Outside the classroom, he was editor of the Princeton Legal Journal and a residential college adviser for Butler College. But he said it was his role as president of the student-led Human Values Forum that has been most transformative for him — over weekly dinners with guest philosophers from within Princeton and around the world.

Having Peter Singer as the group’s faculty mentor was another opportunity to forge deep connections with a faculty member. “I read Peter Singer in high school, and then I got to work with him at Princeton. I thought, he is the most famous philosopher in the world right now and here he is eating strawberries next to me,” Magistro said with a smile.

Last summer, his childhood fascination with satellites came full circle. As a space policy intern with the National Oceanic & Atmospheric Administration’s Office of Space Commerce in Washington, D.C., he assisted with the development of a space debris and satellite tracking system.

In the fall, he will join the new cohort of Princeton’s Scholars in the Nation’s Service Initiative (SINSI) four-year MPA graduate program, split between Princeton and Washington, D.C., that provides leadership training and work experience in public policy. He is one of four SINSI fellowship recipients in the cohort; his participation in the program is fully funded.

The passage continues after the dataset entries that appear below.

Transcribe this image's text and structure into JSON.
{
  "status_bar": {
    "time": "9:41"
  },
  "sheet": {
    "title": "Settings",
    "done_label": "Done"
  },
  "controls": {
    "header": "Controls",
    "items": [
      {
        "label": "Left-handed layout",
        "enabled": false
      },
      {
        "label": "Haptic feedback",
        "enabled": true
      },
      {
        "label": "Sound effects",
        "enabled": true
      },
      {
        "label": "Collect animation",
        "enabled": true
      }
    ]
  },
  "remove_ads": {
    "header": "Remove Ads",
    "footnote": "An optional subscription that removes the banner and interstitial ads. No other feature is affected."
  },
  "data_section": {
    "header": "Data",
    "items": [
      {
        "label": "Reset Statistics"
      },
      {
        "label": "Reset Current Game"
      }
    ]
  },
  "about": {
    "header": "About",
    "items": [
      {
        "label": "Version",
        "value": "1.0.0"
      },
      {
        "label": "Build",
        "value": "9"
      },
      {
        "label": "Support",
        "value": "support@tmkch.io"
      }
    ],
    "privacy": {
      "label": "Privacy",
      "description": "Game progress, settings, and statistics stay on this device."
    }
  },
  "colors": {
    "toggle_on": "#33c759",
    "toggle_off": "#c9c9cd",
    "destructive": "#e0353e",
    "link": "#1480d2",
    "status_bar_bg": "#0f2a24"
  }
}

The senior thesis has been a rite of passage at Princeton for 100 years. Students pursue original research and scholarship in close collaboration with a faculty member. Here, some of this year’s work.

By admin